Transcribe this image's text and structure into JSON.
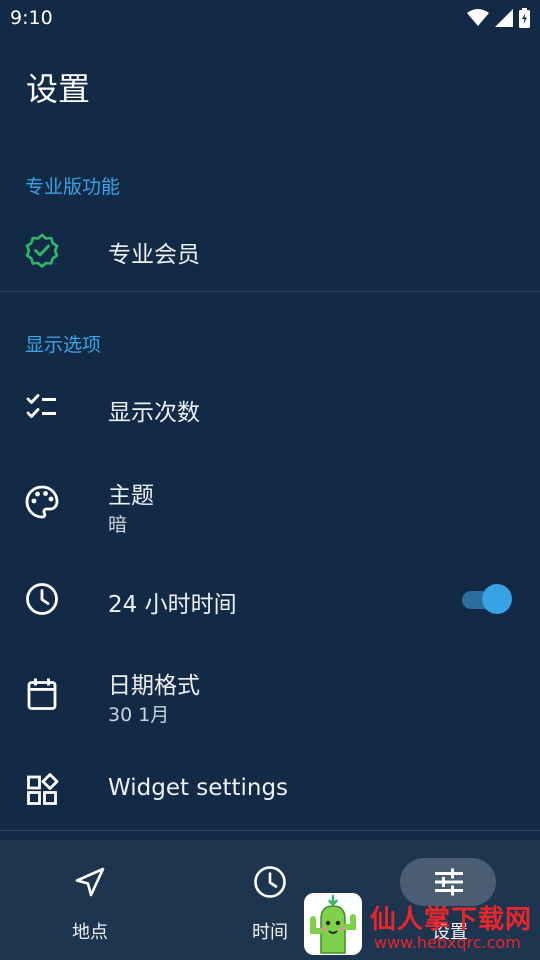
{
  "status_bar": {
    "time": "9:10",
    "icons": [
      "wifi-icon",
      "signal-icon",
      "battery-icon"
    ]
  },
  "page": {
    "title": "设置"
  },
  "sections": {
    "pro": {
      "header": "专业版功能",
      "items": [
        {
          "icon": "verified-badge-icon",
          "label": "专业会员",
          "icon_color": "#2fb86a"
        }
      ]
    },
    "display": {
      "header": "显示选项",
      "items": [
        {
          "icon": "checklist-icon",
          "label": "显示次数"
        },
        {
          "icon": "palette-icon",
          "label": "主题",
          "value": "暗"
        },
        {
          "icon": "clock-icon",
          "label": "24 小时时间",
          "toggle": true
        },
        {
          "icon": "calendar-icon",
          "label": "日期格式",
          "value": "30 1月"
        },
        {
          "icon": "widgets-icon",
          "label": "Widget settings"
        }
      ]
    }
  },
  "bottom_nav": {
    "items": [
      {
        "icon": "navigation-arrow-icon",
        "label": "地点",
        "active": false
      },
      {
        "icon": "clock-icon",
        "label": "时间",
        "active": false
      },
      {
        "icon": "sliders-icon",
        "label": "设置",
        "active": true
      }
    ]
  },
  "watermark": {
    "text": "仙人掌下载网",
    "url": "www.hebxqrc.com"
  },
  "colors": {
    "background": "#122a45",
    "accent": "#39a3e6",
    "nav_background": "#1e3550",
    "toggle_on": "#37a2e6"
  }
}
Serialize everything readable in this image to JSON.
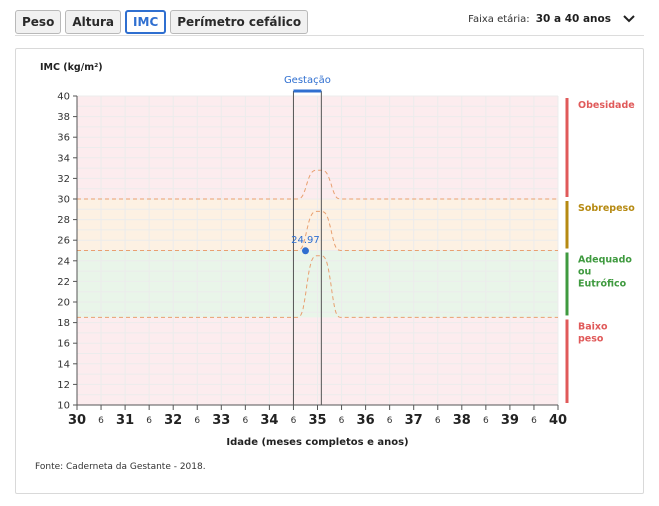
{
  "tabs": [
    {
      "label": "Peso",
      "active": false
    },
    {
      "label": "Altura",
      "active": false
    },
    {
      "label": "IMC",
      "active": true
    },
    {
      "label": "Perímetro cefálico",
      "active": false
    }
  ],
  "age_range": {
    "label": "Faixa etária:",
    "value": "30 a 40 anos",
    "icon": "chevron-down-icon"
  },
  "source": "Fonte: Caderneta da Gestante - 2018.",
  "colors": {
    "accent": "#2f6fd0",
    "obesidade": "#e05a5a",
    "sobrepeso": "#b68a12",
    "adequado": "#3f9a3f",
    "baixo": "#e05a5a"
  },
  "chart_data": {
    "type": "line",
    "ylabel": "IMC (kg/m²)",
    "xlabel": "Idade (meses completos e anos)",
    "ylim": [
      10,
      40
    ],
    "y_ticks": [
      10,
      12,
      14,
      16,
      18,
      20,
      22,
      24,
      26,
      28,
      30,
      32,
      34,
      36,
      38,
      40
    ],
    "xlim": [
      30,
      40
    ],
    "x_major_ticks": [
      30,
      31,
      32,
      33,
      34,
      35,
      36,
      37,
      38,
      39,
      40
    ],
    "x_minor_label": "6",
    "grid": true,
    "gestation": {
      "label": "Gestação",
      "start": 34.5,
      "end": 35.08
    },
    "zones": [
      {
        "name": "Obesidade",
        "from": 30,
        "to": 40,
        "color": "#fcecee",
        "label_color": "#e05a5a"
      },
      {
        "name": "Sobrepeso",
        "from": 25,
        "to": 30,
        "color": "#fdf1e3",
        "label_color": "#b68a12"
      },
      {
        "name": "Adequado ou Eutrófico",
        "from": 18.5,
        "to": 25,
        "color": "#e9f5e9",
        "label_color": "#3f9a3f"
      },
      {
        "name": "Baixo peso",
        "from": 10,
        "to": 18.5,
        "color": "#fcecee",
        "label_color": "#e05a5a"
      }
    ],
    "zone_label_lines": [
      [
        "Obesidade"
      ],
      [
        "Sobrepeso"
      ],
      [
        "Adequado",
        "ou",
        "Eutrófico"
      ],
      [
        "Baixo",
        "peso"
      ]
    ],
    "point": {
      "x": 34.75,
      "y": 24.97,
      "label": "24.97",
      "color": "#2f6fd0"
    }
  }
}
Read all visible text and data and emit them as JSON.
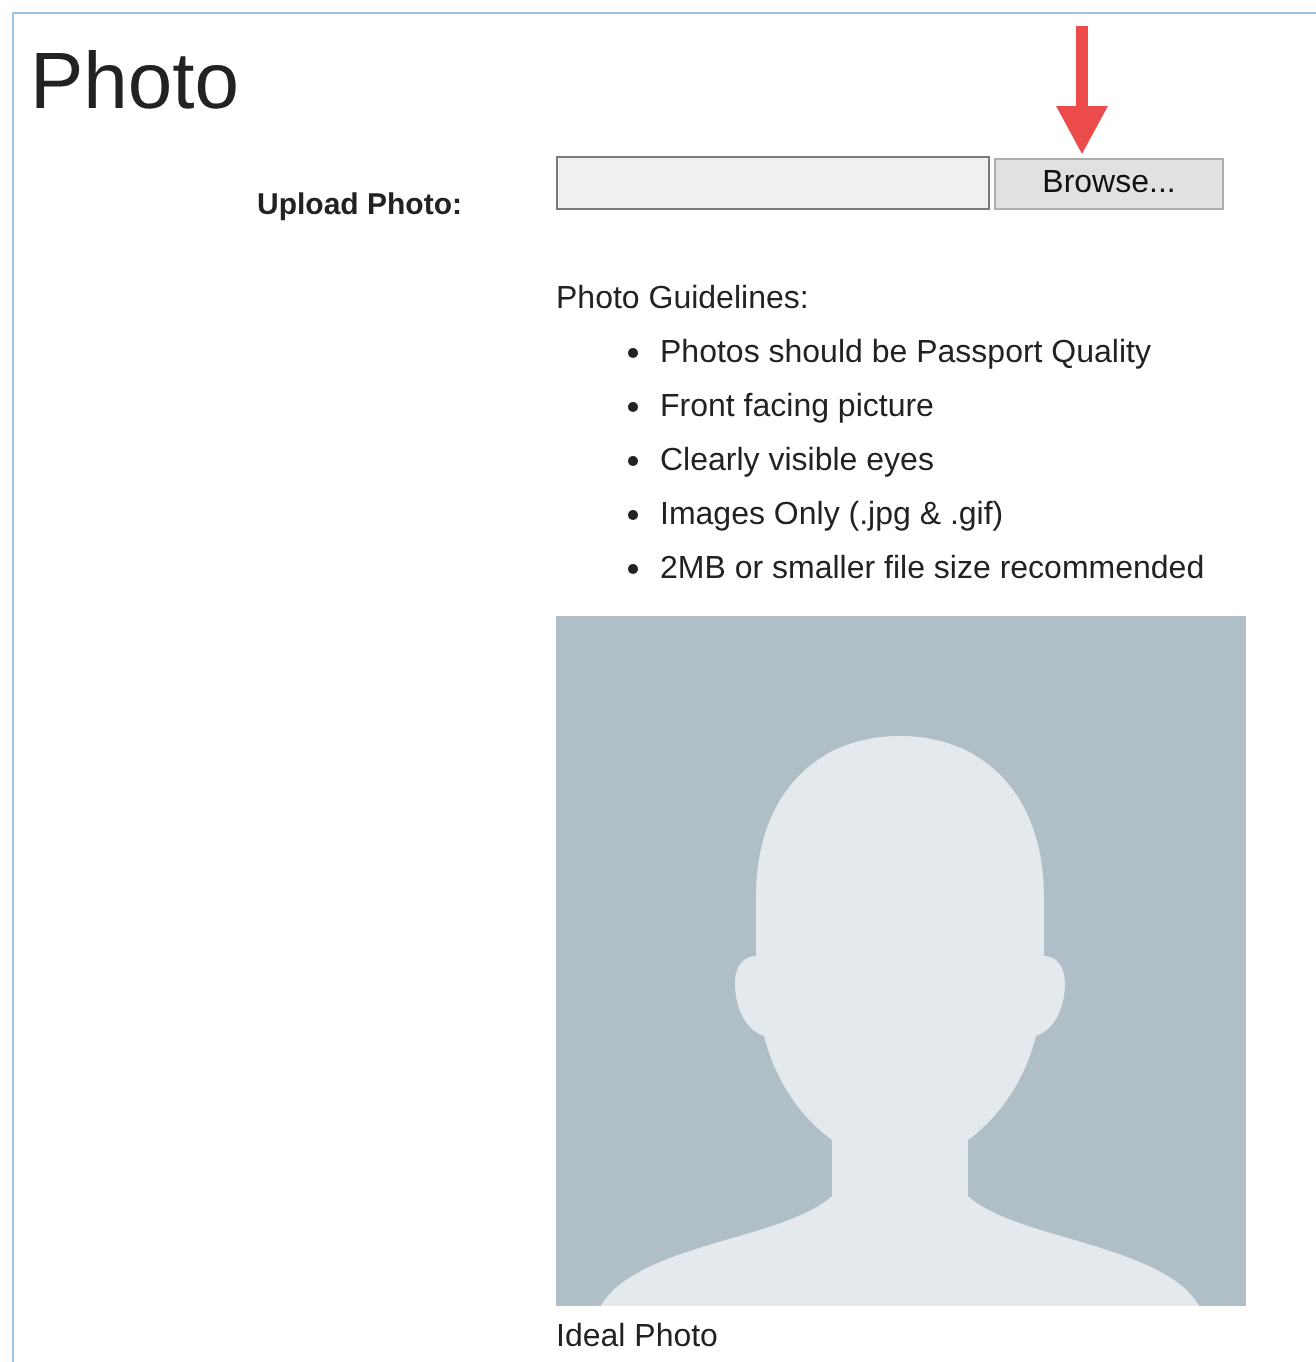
{
  "title": "Photo",
  "upload": {
    "label": "Upload Photo:",
    "button": "Browse..."
  },
  "guidelines": {
    "heading": "Photo Guidelines:",
    "items": [
      "Photos should be Passport Quality",
      "Front facing picture",
      "Clearly visible eyes",
      "Images Only (.jpg & .gif)",
      "2MB or smaller file size recommended"
    ]
  },
  "sample": {
    "caption": "Ideal Photo"
  }
}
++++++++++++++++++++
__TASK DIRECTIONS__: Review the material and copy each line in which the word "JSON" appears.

__RESULT FOR THIS EXERCISE__:
Transcribe this image's text and structure into JSON.
Serialize everything readable in this image to JSON.
Read all visible text and data and emit them as JSON.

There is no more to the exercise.